━━ RECORDS TO PROCESS ━━
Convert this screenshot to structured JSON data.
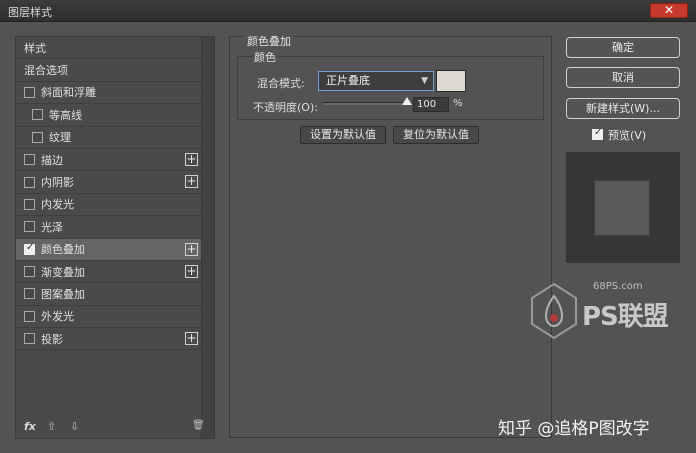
{
  "window": {
    "title": "图层样式",
    "close_label": "✕"
  },
  "sidebar": {
    "items": [
      {
        "label": "样式",
        "checkbox": false,
        "checked": false,
        "indent": false,
        "plus": false,
        "selected": false
      },
      {
        "label": "混合选项",
        "checkbox": false,
        "checked": false,
        "indent": false,
        "plus": false,
        "selected": false
      },
      {
        "label": "斜面和浮雕",
        "checkbox": true,
        "checked": false,
        "indent": false,
        "plus": false,
        "selected": false
      },
      {
        "label": "等高线",
        "checkbox": true,
        "checked": false,
        "indent": true,
        "plus": false,
        "selected": false
      },
      {
        "label": "纹理",
        "checkbox": true,
        "checked": false,
        "indent": true,
        "plus": false,
        "selected": false
      },
      {
        "label": "描边",
        "checkbox": true,
        "checked": false,
        "indent": false,
        "plus": true,
        "selected": false
      },
      {
        "label": "内阴影",
        "checkbox": true,
        "checked": false,
        "indent": false,
        "plus": true,
        "selected": false
      },
      {
        "label": "内发光",
        "checkbox": true,
        "checked": false,
        "indent": false,
        "plus": false,
        "selected": false
      },
      {
        "label": "光泽",
        "checkbox": true,
        "checked": false,
        "indent": false,
        "plus": false,
        "selected": false
      },
      {
        "label": "颜色叠加",
        "checkbox": true,
        "checked": true,
        "indent": false,
        "plus": true,
        "selected": true
      },
      {
        "label": "渐变叠加",
        "checkbox": true,
        "checked": false,
        "indent": false,
        "plus": true,
        "selected": false
      },
      {
        "label": "图案叠加",
        "checkbox": true,
        "checked": false,
        "indent": false,
        "plus": false,
        "selected": false
      },
      {
        "label": "外发光",
        "checkbox": true,
        "checked": false,
        "indent": false,
        "plus": false,
        "selected": false
      },
      {
        "label": "投影",
        "checkbox": true,
        "checked": false,
        "indent": false,
        "plus": true,
        "selected": false
      }
    ],
    "bottom": {
      "fx": "fx",
      "up": "⇧",
      "down": "⇩",
      "trash": "🗑"
    }
  },
  "panel": {
    "group_title": "颜色叠加",
    "sub_title": "颜色",
    "blend_mode_label": "混合模式:",
    "blend_mode_value": "正片叠底",
    "overlay_color": "#dcd8d2",
    "opacity_label": "不透明度(O):",
    "opacity_value": "100",
    "opacity_unit": "%",
    "set_default_label": "设置为默认值",
    "reset_default_label": "复位为默认值"
  },
  "right": {
    "ok_label": "确定",
    "cancel_label": "取消",
    "new_style_label": "新建样式(W)...",
    "preview_label": "预览(V)",
    "preview_checked": true
  },
  "watermark": {
    "site": "68PS.com",
    "ps_text": "PS联盟",
    "zhihu_text": "知乎 @追格P图改字"
  }
}
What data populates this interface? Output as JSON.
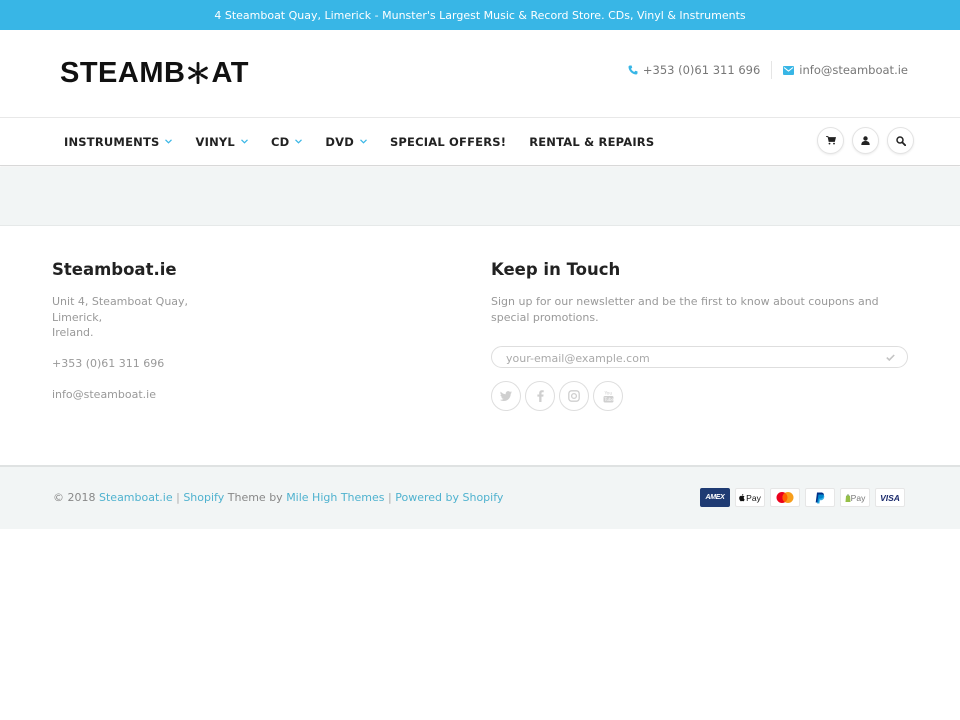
{
  "announcement": {
    "text": "4 Steamboat Quay, Limerick - Munster's Largest Music & Record Store. CDs, Vinyl & Instruments",
    "background": "#38b6e6"
  },
  "header": {
    "logo_left": "STEAMB",
    "logo_right": "AT",
    "logo_alt": "STEAMBOAT",
    "phone_icon": "phone-icon",
    "phone": "+353 (0)61 311 696",
    "email_icon": "envelope-icon",
    "email": "info@steamboat.ie"
  },
  "nav": {
    "items": [
      {
        "label": "INSTRUMENTS",
        "dropdown": true
      },
      {
        "label": "VINYL",
        "dropdown": true
      },
      {
        "label": "CD",
        "dropdown": true
      },
      {
        "label": "DVD",
        "dropdown": true
      },
      {
        "label": "SPECIAL OFFERS!",
        "dropdown": false
      },
      {
        "label": "RENTAL & REPAIRS",
        "dropdown": false
      }
    ],
    "icons": [
      "cart-icon",
      "user-icon",
      "search-icon"
    ],
    "accent": "#38b6e6"
  },
  "footer": {
    "about": {
      "title": "Steamboat.ie",
      "address_line1": "Unit 4, Steamboat Quay,",
      "address_line2": "Limerick,",
      "address_line3": "Ireland.",
      "phone": "+353 (0)61 311 696",
      "email": "info@steamboat.ie"
    },
    "newsletter": {
      "title": "Keep in Touch",
      "text": "Sign up for our newsletter and be the first to know about coupons and special promotions.",
      "email_placeholder": "your-email@example.com",
      "email_value": "",
      "submit_icon": "checkmark-icon",
      "socials": [
        "twitter-icon",
        "facebook-icon",
        "instagram-icon",
        "youtube-icon"
      ]
    },
    "bottom": {
      "copyright": "© 2018",
      "site_link": "Steamboat.ie",
      "sep": "|",
      "shopify_link": "Shopify",
      "theme_by": "Theme by",
      "theme_link": "Mile High Themes",
      "powered_link": "Powered by Shopify",
      "link_color": "#4fb2cf",
      "payments": [
        {
          "name": "amex",
          "label": "AMEX"
        },
        {
          "name": "apple-pay",
          "label": "Pay"
        },
        {
          "name": "mastercard",
          "label": ""
        },
        {
          "name": "paypal",
          "label": "P"
        },
        {
          "name": "google-pay",
          "label": "Pay"
        },
        {
          "name": "visa",
          "label": "VISA"
        }
      ]
    }
  }
}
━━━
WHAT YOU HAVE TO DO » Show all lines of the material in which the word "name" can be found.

SOLVED EXERCISE »
          "name": "amex",
          "name": "apple-pay",
          "name": "mastercard",
          "name": "paypal",
          "name": "google-pay",
          "name": "visa",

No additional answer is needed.